Institute for Cognitive Computing

Advances in AI have been enabled in large part by improvements in computing systems. The next generation of AI will require unprecedented computation efficiency, robustness, adaptability to diverse applications and environments. We believe that cognitive computing platforms embodying the key principles of biological intelligence will be instrumental in enabling the next wave of pervasive AI. The institute aims to advance the field of cognitive computing through cross-layer innovation spanning brain-inspired computing models, algorithms, architecture, and hardware fabrics. The institute brings together faculty with diverse backgrounds to pursue these goals by facilitating collaborative research and training the next generation workforce in this critical domain.

nanoHUB is the premier place for computational nanotechnology research, education, and collaboration. Our site hosts a rapidly growing collection of Simulation Programs for nanoscale phenomena that run in the cloud and are accessible through a web browser. nanoHUB also provides a vast array of resources that help users learn about our simulation programs and about nanotechnology in general. We offer a venue to explore, collaborate, and publish new content.

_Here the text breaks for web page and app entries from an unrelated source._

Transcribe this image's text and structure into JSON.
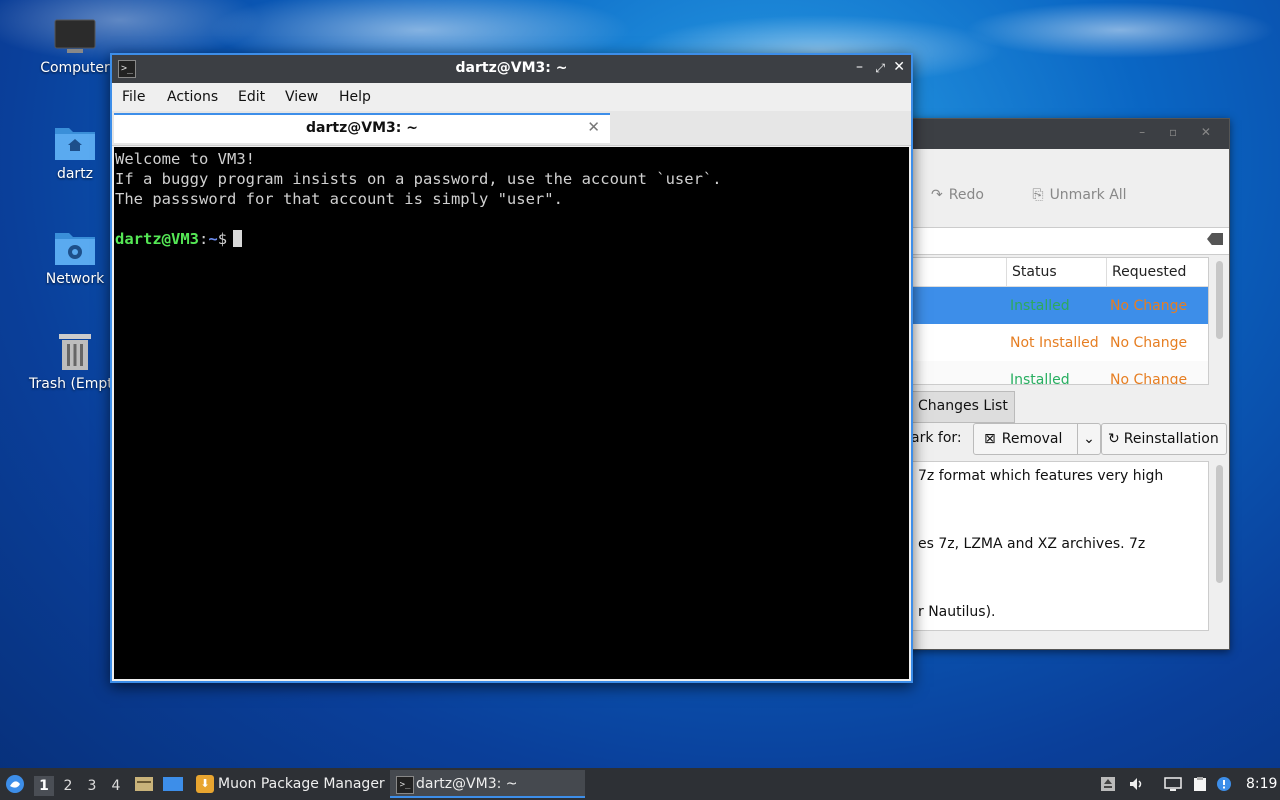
{
  "desktop": {
    "icons": [
      {
        "label": "Computer"
      },
      {
        "label": "dartz"
      },
      {
        "label": "Network"
      },
      {
        "label": "Trash (Empt"
      }
    ]
  },
  "muon": {
    "toolbar": {
      "redo": "Redo",
      "unmark_all": "Unmark All"
    },
    "table": {
      "headers": {
        "status": "Status",
        "requested": "Requested"
      },
      "rows": [
        {
          "status": "Installed",
          "requested": "No Change",
          "selected": true
        },
        {
          "status": "Not Installed",
          "requested": "No Change",
          "selected": false
        },
        {
          "status": "Installed",
          "requested": "No Change",
          "selected": false
        }
      ]
    },
    "tab_changes": "Changes List",
    "mark_for": "ark for:",
    "removal_button": "Removal",
    "reinstallation_button": "Reinstallation",
    "description_lines": [
      "7z format which features very high",
      "es 7z, LZMA and XZ archives. 7z",
      "r Nautilus)."
    ],
    "colors": {
      "installed": "#27ae60",
      "not_installed": "#e67e22",
      "no_change": "#e67e22",
      "selection": "#3d8ee9"
    }
  },
  "terminal": {
    "title": "dartz@VM3: ~",
    "menu": [
      "File",
      "Actions",
      "Edit",
      "View",
      "Help"
    ],
    "tab_label": "dartz@VM3: ~",
    "lines": [
      "Welcome to VM3!",
      "If a buggy program insists on a password, use the account `user`.",
      "The passsword for that account is simply \"user\"."
    ],
    "prompt_user": "dartz@VM3",
    "prompt_sep": ":",
    "prompt_path": "~",
    "prompt_symbol": "$"
  },
  "taskbar": {
    "workspaces": [
      "1",
      "2",
      "3",
      "4"
    ],
    "active_workspace": "1",
    "tasks": [
      {
        "label": "Muon Package Manager"
      },
      {
        "label": "dartz@VM3: ~"
      }
    ],
    "clock": "8:19"
  }
}
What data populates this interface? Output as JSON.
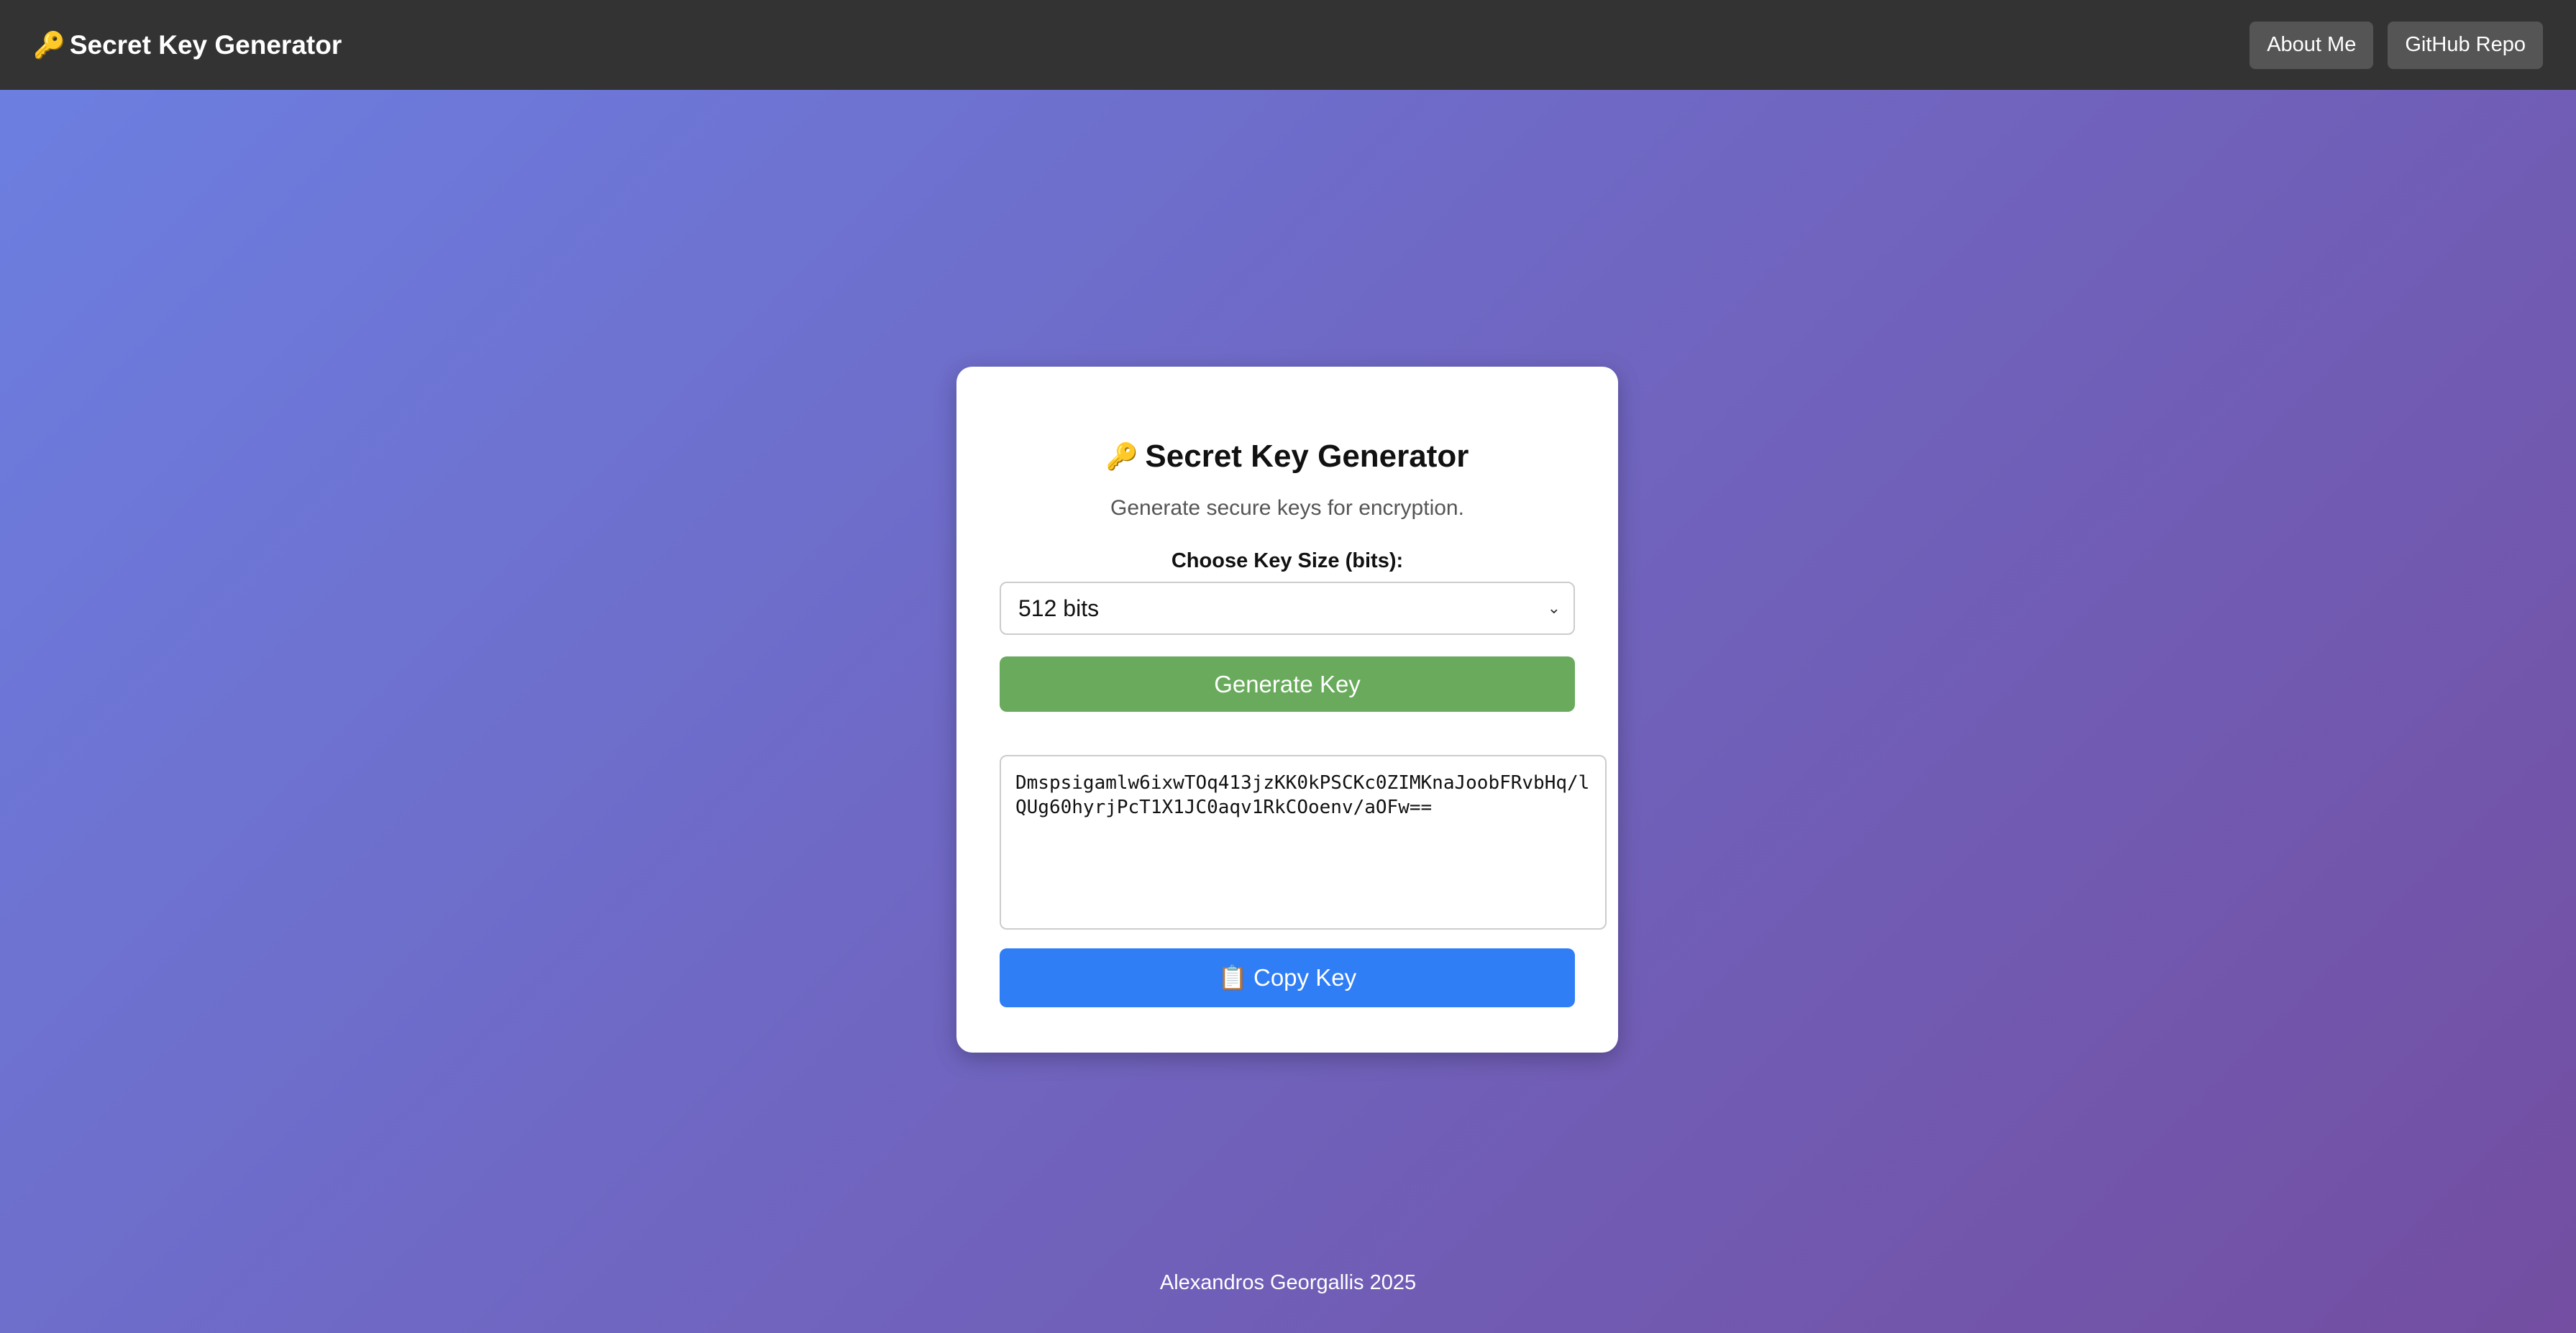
{
  "navbar": {
    "brand_icon": "🔑",
    "brand_title": "Secret Key Generator",
    "links": [
      {
        "label": "About Me"
      },
      {
        "label": "GitHub Repo"
      }
    ]
  },
  "card": {
    "title_icon": "🔑",
    "title": "Secret Key Generator",
    "subtitle": "Generate secure keys for encryption.",
    "key_size_label": "Choose Key Size (bits):",
    "key_size_selected": "512 bits",
    "generate_label": "Generate Key",
    "generated_key": "Dmspsigamlw6ixwTOq413jzKK0kPSCKc0ZIMKnaJoobFRvbHq/lQUg60hyrjPcT1X1JC0aqv1RkCOoenv/aOFw==",
    "copy_icon": "📋",
    "copy_label": "Copy Key"
  },
  "footer": {
    "text": "Alexandros Georgallis 2025"
  },
  "colors": {
    "navbar_bg": "#333333",
    "generate_button": "#69aa5c",
    "copy_button": "#2f7ef5",
    "gradient_start": "#6c80e2",
    "gradient_end": "#734ea1"
  }
}
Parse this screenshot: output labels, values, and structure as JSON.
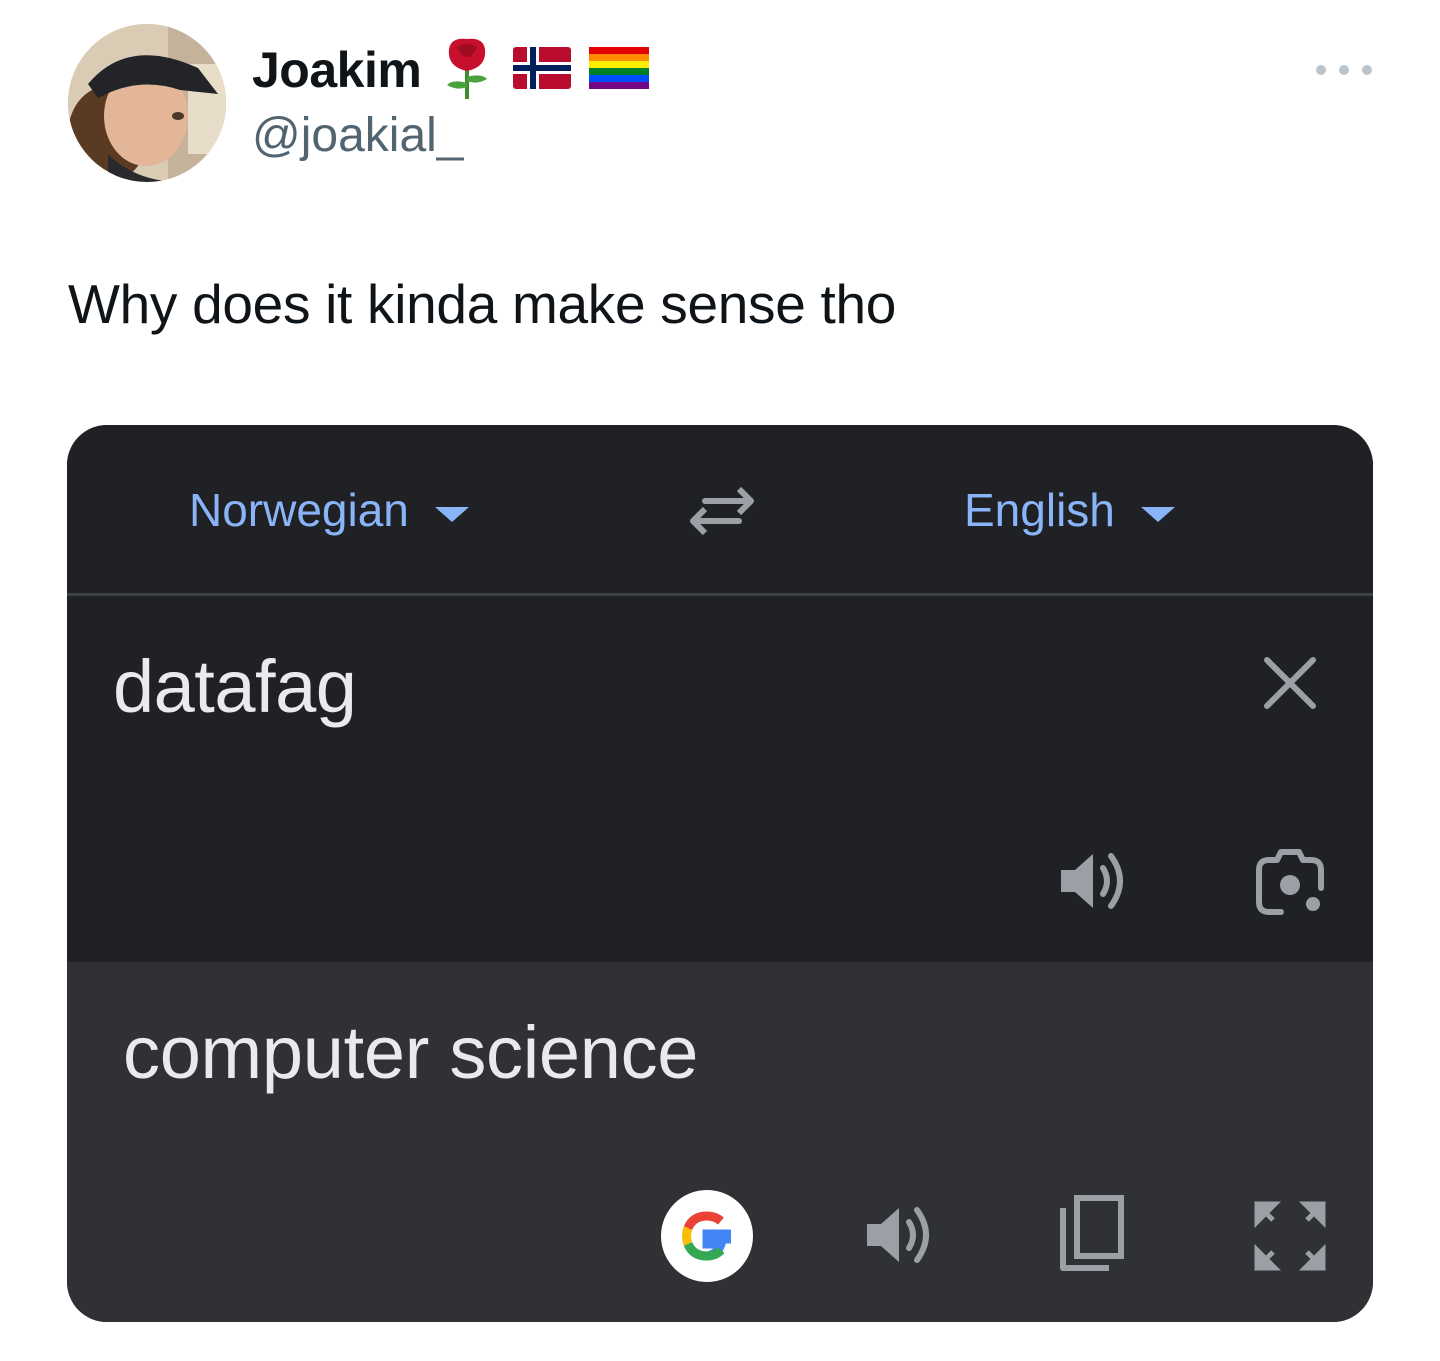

Purdue Quantum Science and Engineering Institute

The Purdue Quantum Science and Engineering Institute was established at Purdue University to develop practical and impactful aspects of quantum science. Led by Yong Chen, the Institute focuses on discovering and studying new materials and basic physical quantum systems that will be best suited for integration into tomorrow's technology. PQSEI encourages interdisciplinary collaboration leading to the design and realization of industry-friendly quantum devices with enhanced functionality and performance close to the fundamental limits in order to produce systems based on these devices that will impact a vast community of users. The Institute works to train the next generation of quantum scientists and engineers in order to meet the growing quantum workforce demands.

Krach Institute

The Krach Institute for Tech Diplomacy at Purdue leverages the expertise of Purdue University and diplomatic leaders to bridge the knowledge and experience gaps between innovators and policymakers. The Institute’s objective is to ensure that leaders of the United States and like-minded nations are able to understand critical emerging technologies and make informed laws and policy decisions.


Institute for Physical Artificial Intelligence

Purdue University is building a world-leading program in artificial intelligence (AI). Leveraging Purdue's signature strengths in materials science, engineering, microelectronics, computer science and life sciences, the Institute for Physical AI (IPAI) is committed to solving the world's toughest challenges.